Work instructions: Give the entries below again, word for word, and leave out the images.

[Component data from apps and pages]
──────

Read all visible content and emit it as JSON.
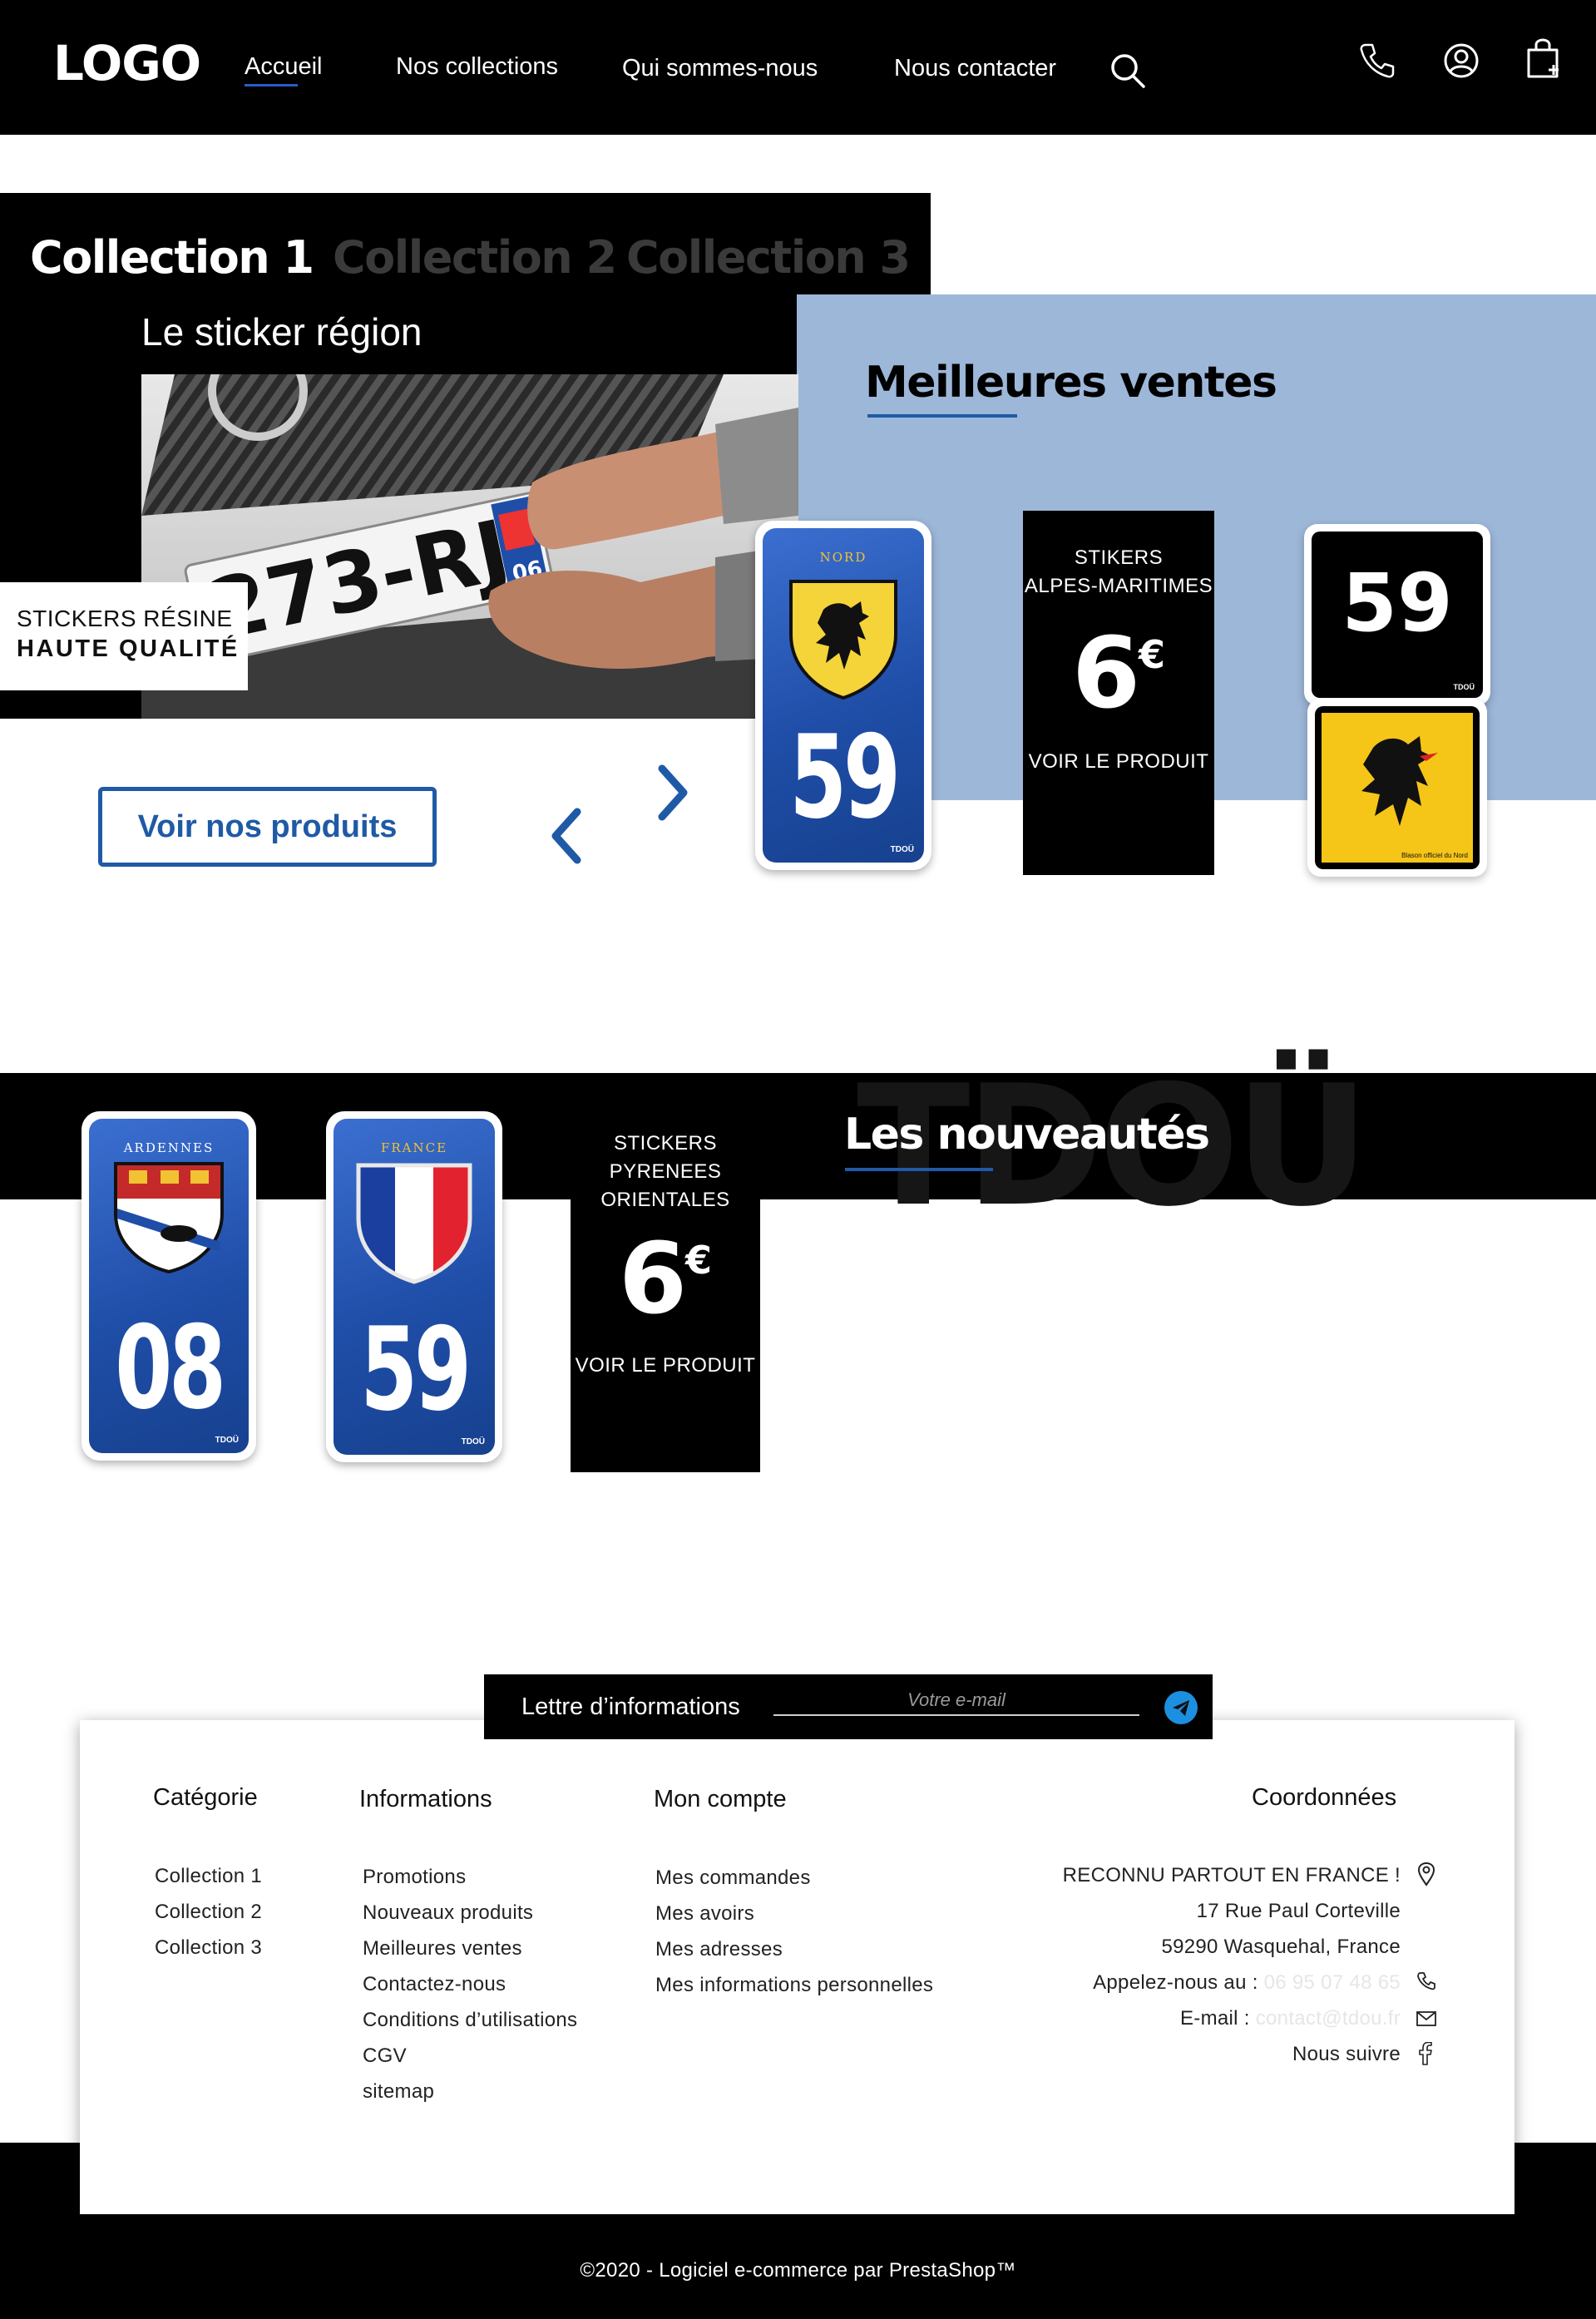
{
  "header": {
    "logo": "LOGO",
    "nav": [
      {
        "label": "Accueil"
      },
      {
        "label": "Nos collections"
      },
      {
        "label": "Qui sommes-nous"
      },
      {
        "label": "Nous contacter"
      }
    ],
    "icons": [
      "search-icon",
      "phone-icon",
      "account-icon",
      "cart-icon"
    ]
  },
  "hero": {
    "tabs": [
      {
        "label": "Collection 1",
        "active": true
      },
      {
        "label": "Collection 2",
        "active": false
      },
      {
        "label": "Collection 3",
        "active": false
      }
    ],
    "subtitle": "Le sticker région",
    "plate_text": "273-RJ",
    "plate_dept": "06",
    "badge_line1": "STICKERS RÉSINE",
    "badge_line2": "HAUTE QUALITÉ",
    "cta": "Voir nos produits"
  },
  "best_sellers": {
    "title": "Meilleures ventes",
    "plate": {
      "region": "NORD",
      "number": "59",
      "brand": "TDOÜ"
    },
    "price_card": {
      "name_line1": "STIKERS",
      "name_line2": "ALPES-MARITIMES",
      "price": "6",
      "currency": "€",
      "link": "VOIR LE PRODUIT"
    },
    "stack": {
      "number": "59",
      "brand": "TDOÜ",
      "caption": "Blason officiel du Nord"
    }
  },
  "new_products": {
    "title": "Les nouveautés",
    "watermark": "TDOÜ",
    "plates": [
      {
        "region": "ARDENNES",
        "number": "08",
        "brand": "TDOÜ"
      },
      {
        "region": "FRANCE",
        "number": "59",
        "brand": "TDOÜ"
      }
    ],
    "price_card": {
      "name_line1": "STICKERS",
      "name_line2": "PYRENEES",
      "name_line3": "ORIENTALES",
      "price": "6",
      "currency": "€",
      "link": "VOIR LE PRODUIT"
    }
  },
  "newsletter": {
    "label": "Lettre d’informations",
    "placeholder": "Votre e-mail"
  },
  "footer": {
    "categorie": {
      "title": "Catégorie",
      "links": [
        "Collection 1",
        "Collection 2",
        "Collection 3"
      ]
    },
    "informations": {
      "title": "Informations",
      "links": [
        "Promotions",
        "Nouveaux produits",
        "Meilleures ventes",
        "Contactez-nous",
        "Conditions d’utilisations",
        "CGV",
        "sitemap"
      ]
    },
    "compte": {
      "title": "Mon compte",
      "links": [
        "Mes commandes",
        "Mes avoirs",
        "Mes adresses",
        "Mes informations personnelles"
      ]
    },
    "coordonnees": {
      "title": "Coordonnées",
      "line1": "RECONNU PARTOUT EN FRANCE !",
      "line2": "17 Rue Paul Corteville",
      "line3": "59290 Wasquehal, France",
      "phone_label": "Appelez-nous au : ",
      "phone": "06 95 07 48 65",
      "email_label": "E-mail : ",
      "email": "contact@tdou.fr",
      "follow": "Nous suivre"
    },
    "copyright": "©2020 - Logiciel e-commerce par PrestaShop™"
  },
  "colors": {
    "accent": "#1f5aa6",
    "best_sellers_bg": "#9db7d9",
    "black": "#000000",
    "flag_yellow": "#f5c518"
  }
}
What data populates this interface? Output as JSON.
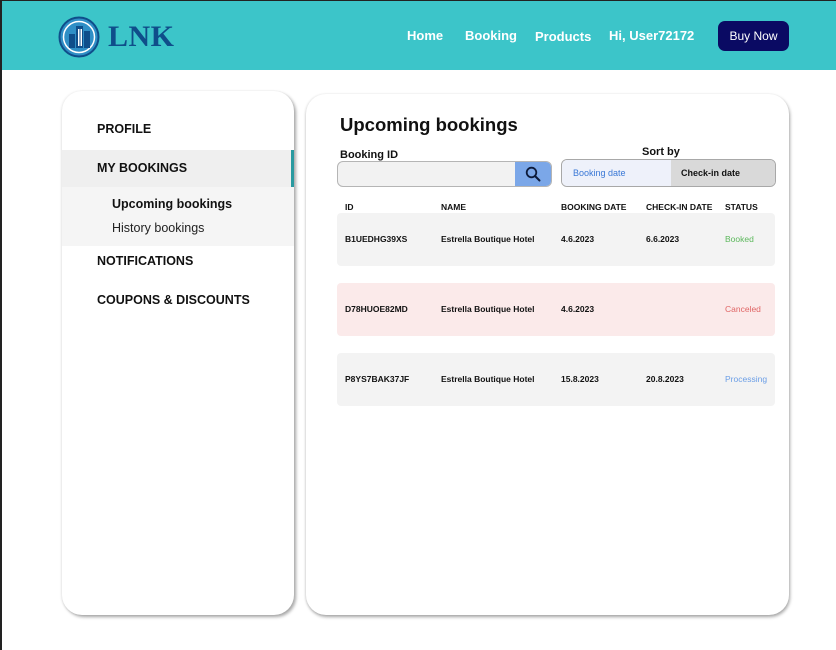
{
  "header": {
    "logo_text": "LNK",
    "nav": {
      "home": "Home",
      "booking": "Booking",
      "products": "Products"
    },
    "greeting": "Hi, User72172",
    "buy_label": "Buy Now"
  },
  "sidebar": {
    "profile": "PROFILE",
    "my_bookings": "MY BOOKINGS",
    "upcoming": "Upcoming bookings",
    "history": "History bookings",
    "notifications": "NOTIFICATIONS",
    "coupons": "COUPONS & DISCOUNTS"
  },
  "main": {
    "title": "Upcoming bookings",
    "booking_id_label": "Booking ID",
    "search_value": "",
    "sort_by_label": "Sort by",
    "sort_options": [
      "Booking date",
      "Check-in date"
    ],
    "columns": [
      "ID",
      "NAME",
      "BOOKING DATE",
      "CHECK-IN DATE",
      "STATUS"
    ],
    "rows": [
      {
        "id": "B1UEDHG39XS",
        "name": "Estrella Boutique Hotel",
        "booking_date": "4.6.2023",
        "checkin_date": "6.6.2023",
        "status": "Booked"
      },
      {
        "id": "D78HUOE82MD",
        "name": "Estrella Boutique Hotel",
        "booking_date": "4.6.2023",
        "checkin_date": "",
        "status": "Canceled"
      },
      {
        "id": "P8YS7BAK37JF",
        "name": "Estrella Boutique Hotel",
        "booking_date": "15.8.2023",
        "checkin_date": "20.8.2023",
        "status": "Processing"
      }
    ]
  },
  "colors": {
    "header_bg": "#3cc5c9",
    "buy_bg": "#0a0a63",
    "status_booked": "#5cb85c",
    "status_canceled": "#e06666",
    "status_processing": "#6b9ee6",
    "canceled_row_bg": "#fbeaea",
    "accent": "#2a9aa0"
  },
  "icons": {
    "logo": "building-logo-icon",
    "search": "search-icon"
  }
}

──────

Task output:
Read all visible content and emit it as JSON.
{
  "header": {
    "logo": "LOGO",
    "nav": [
      {
        "label": "Accueil"
      },
      {
        "label": "Nos collections"
      },
      {
        "label": "Qui sommes-nous"
      },
      {
        "label": "Nous contacter"
      }
    ],
    "icons": [
      "search-icon",
      "phone-icon",
      "account-icon",
      "cart-icon"
    ]
  },
  "hero": {
    "tabs": [
      {
        "label": "Collection 1",
        "active": true
      },
      {
        "label": "Collection 2",
        "active": false
      },
      {
        "label": "Collection 3",
        "active": false
      }
    ],
    "subtitle": "Le sticker région",
    "plate_text": "273-RJ",
    "plate_dept": "06",
    "badge_line1": "STICKERS RÉSINE",
    "badge_line2": "HAUTE QUALITÉ",
    "cta": "Voir nos produits"
  },
  "best_sellers": {
    "title": "Meilleures ventes",
    "plate": {
      "region": "NORD",
      "number": "59",
      "brand": "TDOÜ"
    },
    "price_card": {
      "name_line1": "STIKERS",
      "name_line2": "ALPES-MARITIMES",
      "price": "6",
      "currency": "€",
      "link": "VOIR LE PRODUIT"
    },
    "stack": {
      "number": "59",
      "brand": "TDOÜ",
      "caption": "Blason officiel du Nord"
    }
  },
  "new_products": {
    "title": "Les nouveautés",
    "watermark": "TDOÜ",
    "plates": [
      {
        "region": "ARDENNES",
        "number": "08",
        "brand": "TDOÜ"
      },
      {
        "region": "FRANCE",
        "number": "59",
        "brand": "TDOÜ"
      }
    ],
    "price_card": {
      "name_line1": "STICKERS",
      "name_line2": "PYRENEES",
      "name_line3": "ORIENTALES",
      "price": "6",
      "currency": "€",
      "link": "VOIR LE PRODUIT"
    }
  },
  "newsletter": {
    "label": "Lettre d’informations",
    "placeholder": "Votre e-mail"
  },
  "footer": {
    "categorie": {
      "title": "Catégorie",
      "links": [
        "Collection 1",
        "Collection 2",
        "Collection 3"
      ]
    },
    "informations": {
      "title": "Informations",
      "links": [
        "Promotions",
        "Nouveaux produits",
        "Meilleures ventes",
        "Contactez-nous",
        "Conditions d’utilisations",
        "CGV",
        "sitemap"
      ]
    },
    "compte": {
      "title": "Mon compte",
      "links": [
        "Mes commandes",
        "Mes avoirs",
        "Mes adresses",
        "Mes informations personnelles"
      ]
    },
    "coordonnees": {
      "title": "Coordonnées",
      "line1": "RECONNU PARTOUT EN FRANCE !",
      "line2": "17 Rue Paul Corteville",
      "line3": "59290 Wasquehal, France",
      "phone_label": "Appelez-nous au : ",
      "phone": "06 95 07 48 65",
      "email_label": "E-mail : ",
      "email": "contact@tdou.fr",
      "follow": "Nous suivre"
    },
    "copyright": "©2020 - Logiciel e-commerce par PrestaShop™"
  },
  "colors": {
    "accent": "#1f5aa6",
    "best_sellers_bg": "#9db7d9",
    "black": "#000000",
    "flag_yellow": "#f5c518"
  }
}
What data populates this interface? Output as JSON.
{
  "header": {
    "logo_text": "LNK",
    "nav": {
      "home": "Home",
      "booking": "Booking",
      "products": "Products"
    },
    "greeting": "Hi, User72172",
    "buy_label": "Buy Now"
  },
  "sidebar": {
    "profile": "PROFILE",
    "my_bookings": "MY BOOKINGS",
    "upcoming": "Upcoming bookings",
    "history": "History bookings",
    "notifications": "NOTIFICATIONS",
    "coupons": "COUPONS & DISCOUNTS"
  },
  "main": {
    "title": "Upcoming bookings",
    "booking_id_label": "Booking ID",
    "search_value": "",
    "sort_by_label": "Sort by",
    "sort_options": [
      "Booking date",
      "Check-in date"
    ],
    "columns": [
      "ID",
      "NAME",
      "BOOKING DATE",
      "CHECK-IN DATE",
      "STATUS"
    ],
    "rows": [
      {
        "id": "B1UEDHG39XS",
        "name": "Estrella Boutique Hotel",
        "booking_date": "4.6.2023",
        "checkin_date": "6.6.2023",
        "status": "Booked"
      },
      {
        "id": "D78HUOE82MD",
        "name": "Estrella Boutique Hotel",
        "booking_date": "4.6.2023",
        "checkin_date": "",
        "status": "Canceled"
      },
      {
        "id": "P8YS7BAK37JF",
        "name": "Estrella Boutique Hotel",
        "booking_date": "15.8.2023",
        "checkin_date": "20.8.2023",
        "status": "Processing"
      }
    ]
  },
  "colors": {
    "header_bg": "#3cc5c9",
    "buy_bg": "#0a0a63",
    "status_booked": "#5cb85c",
    "status_canceled": "#e06666",
    "status_processing": "#6b9ee6",
    "canceled_row_bg": "#fbeaea",
    "accent": "#2a9aa0"
  },
  "icons": {
    "logo": "building-logo-icon",
    "search": "search-icon"
  }
}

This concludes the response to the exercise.